Water it (less) – After the first cut, water once a day in the early morning. As the weather noticeably cools in the fall, water every other morning until the first winter frost. In the spring, resume watering every other morning, increasing to once a day as the weather warms. Watering in the early morning, especially in hot summer temperatures, allows the water to soak into the ground before it evaporates.
Fixing bare spots
Find it – After the first cutting, inspect your lawn for noticeable bare spots. Grass growth can sometimes be spotty on sloped land and undulating areas due to water run off and puddling.
Dress it – Use premium seed and a topsoil/organic, nutrient-rich compost to help the seed germinate and keep it from being washed away, blown away or eaten by birds. Dress the bare spots with approximately one inch of compost and then hand spread the seed, covering about 40% of the area. Next, use a kitchen broom (not a rake) to gently mix the soil and seed together.

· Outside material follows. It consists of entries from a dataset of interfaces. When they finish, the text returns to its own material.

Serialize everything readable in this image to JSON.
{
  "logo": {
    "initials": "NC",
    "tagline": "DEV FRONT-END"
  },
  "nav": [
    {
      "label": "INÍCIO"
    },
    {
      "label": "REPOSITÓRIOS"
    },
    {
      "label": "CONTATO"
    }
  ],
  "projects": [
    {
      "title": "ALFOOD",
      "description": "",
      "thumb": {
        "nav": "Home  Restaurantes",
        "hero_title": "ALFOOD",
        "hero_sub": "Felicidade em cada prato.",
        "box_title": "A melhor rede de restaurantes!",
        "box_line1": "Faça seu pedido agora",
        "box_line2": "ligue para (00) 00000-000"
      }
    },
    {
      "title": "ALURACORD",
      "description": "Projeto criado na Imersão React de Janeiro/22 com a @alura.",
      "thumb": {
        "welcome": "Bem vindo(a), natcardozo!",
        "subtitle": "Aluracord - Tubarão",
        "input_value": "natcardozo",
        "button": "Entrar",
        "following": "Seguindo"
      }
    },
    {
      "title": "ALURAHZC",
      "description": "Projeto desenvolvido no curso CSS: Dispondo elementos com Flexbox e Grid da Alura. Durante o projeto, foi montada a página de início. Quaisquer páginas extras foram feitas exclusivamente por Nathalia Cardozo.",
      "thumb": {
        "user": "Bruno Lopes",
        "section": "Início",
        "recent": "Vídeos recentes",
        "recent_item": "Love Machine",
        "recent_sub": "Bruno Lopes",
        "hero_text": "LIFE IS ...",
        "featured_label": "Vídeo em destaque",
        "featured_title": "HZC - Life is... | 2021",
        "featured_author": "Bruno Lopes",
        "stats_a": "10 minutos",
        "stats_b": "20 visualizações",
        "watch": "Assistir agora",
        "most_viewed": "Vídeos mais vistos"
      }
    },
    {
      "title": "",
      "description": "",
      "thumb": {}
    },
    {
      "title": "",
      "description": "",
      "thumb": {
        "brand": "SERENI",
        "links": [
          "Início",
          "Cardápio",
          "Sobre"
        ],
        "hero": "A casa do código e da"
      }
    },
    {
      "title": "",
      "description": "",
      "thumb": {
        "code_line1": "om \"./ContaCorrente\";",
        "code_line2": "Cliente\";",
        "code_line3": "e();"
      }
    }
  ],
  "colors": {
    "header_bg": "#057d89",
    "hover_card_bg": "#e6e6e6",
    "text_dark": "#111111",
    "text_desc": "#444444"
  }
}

Water it – As in previous steps, water these newly seeded areas twice a day for the first few weeks to ensure the soil stays moist for maximum germination.
Keep your lawn healthy all year
Cut it – Throughout the year, mow your lawn at or close to the highest setting on your mower. This keeps the grass thick and helps blades hold moisture, resulting in a greener lawn with stronger roots that will survive summer temperatures and humidity.
Water it – Water your lawn several times a week in the early morning – between 5:00 – 7:00 a.m. Deep watering allows water to penetrate the soil, and watering in the early morning, especially during hot summer months, minimizes evaporation and prevents disease from fungus (like Rhizoctonia or “brown patch”) that can damage fescue grass.
Treat it – Keep your lawn healthy and free of weeds and disease year round with proper lime and fertilizer treatments. Your local lawn care company can help you with a lawn care program that fits your particular climate.
Clean it – Throughout the fall, periodically remove leaves using a STIHL blower instead of a rake to avoid damaging new grass.
Avoid it – When your grass is frozen and covered in frost on early winter mornings, stay off your lawn whenever possible. Walking on frozen grass can create bare spots that will not disappear until the grass comes out of dormancy in the spring.
By: Jeffrey Cartwright, Owner, Cartwright Landscaping